If Indiana does keep both of their second round picks, three guys that makes some sense for the team are Austin Reaves, Jeremiah Robinson-Earl, and Joe Wieskamp. “We prepare about one through 80 in the draft every year,” Carr said. “You need to have a skill that will get you on the court.” All three of those players have a skill that could keep them on the court in the NBA. For Reaves, it’s his scoring and ball handling. For Robinson-Earl, it’s his defense. And for Wieskamp, it’s his outside shooting. Reaves and Robinson-Earl both took part in a pre-draft workout for the Pacers.
One final reason for the Pacers to possibly trade a second round pick would be to shed some salary. While the blue and gold don’t have any negative-value contracts on the books, trading a more expensive player for a cheaper one that provides similar production might make sense for them given their salary cap situation. Typically, a swap like that requires a small asset to accomplish. Shedding some salary shouldn’t be off the table for the Pacers’ front office, though it may be a lesser goal for a team with aspirations of contending.
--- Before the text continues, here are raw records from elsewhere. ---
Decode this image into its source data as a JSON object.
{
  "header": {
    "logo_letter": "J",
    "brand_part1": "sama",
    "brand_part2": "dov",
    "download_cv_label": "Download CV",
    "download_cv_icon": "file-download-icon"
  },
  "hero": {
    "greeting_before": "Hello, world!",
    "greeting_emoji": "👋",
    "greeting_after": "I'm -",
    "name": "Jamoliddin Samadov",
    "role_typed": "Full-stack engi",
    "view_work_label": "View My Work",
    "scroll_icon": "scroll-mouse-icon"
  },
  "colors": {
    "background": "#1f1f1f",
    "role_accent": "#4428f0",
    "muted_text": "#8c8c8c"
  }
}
Another consideration for Indiana on draft night has to be fit, and more specifically, how a player’s skills and natural position fits the Pacers’ long-term plans. Overemphasizing fit is a bad way to draft — typically, it is smart for teams to pick the best player on the board. But the Pacers already have numerous young centers under contract, so picking a big man like Jones or Alperen Şengün would be ill-advised.
Additionally, both JaKarr Sampson and Doug McDermott are free agents this offseason, so it is entirely possible that the blue and gold have a bigger immediate need at forward than other positions this summer. That said, it would be short-sighted to pick a forward for that reason alone. If the Pacers’ decision makers have two players ranked similarly on their draft board, fit and positional need should come into play mostly as tiebreakers. It has to, given their uneven roster construction.
The 2021 NBA Draft features a combination of older, more experienced players and younger players that will take more time to develop. The Pacers might have to decide, wherever they end up picking, which of those options is more appealing at this point in time. There may not be a wrong answer, but with both options on the table, and numerous other factors at play, the Pacers will need to identify their goals before the draft starts.
That might be the theme for the Pacers this year — goals. Given that the team has various reasons to trade, some positions of need, and a solid crop of prospects to chose from, the 2021 NBA Draft is shaping up to be a fascinating one for the blue and gold. With so many options, and many beneficial strategies, the Pacers will need to identify their goals to have a successful night. As a team in need of some changes, though, Indiana needs nail draft night so that they can get off to a strong start in the (second) Rick Carlisle era.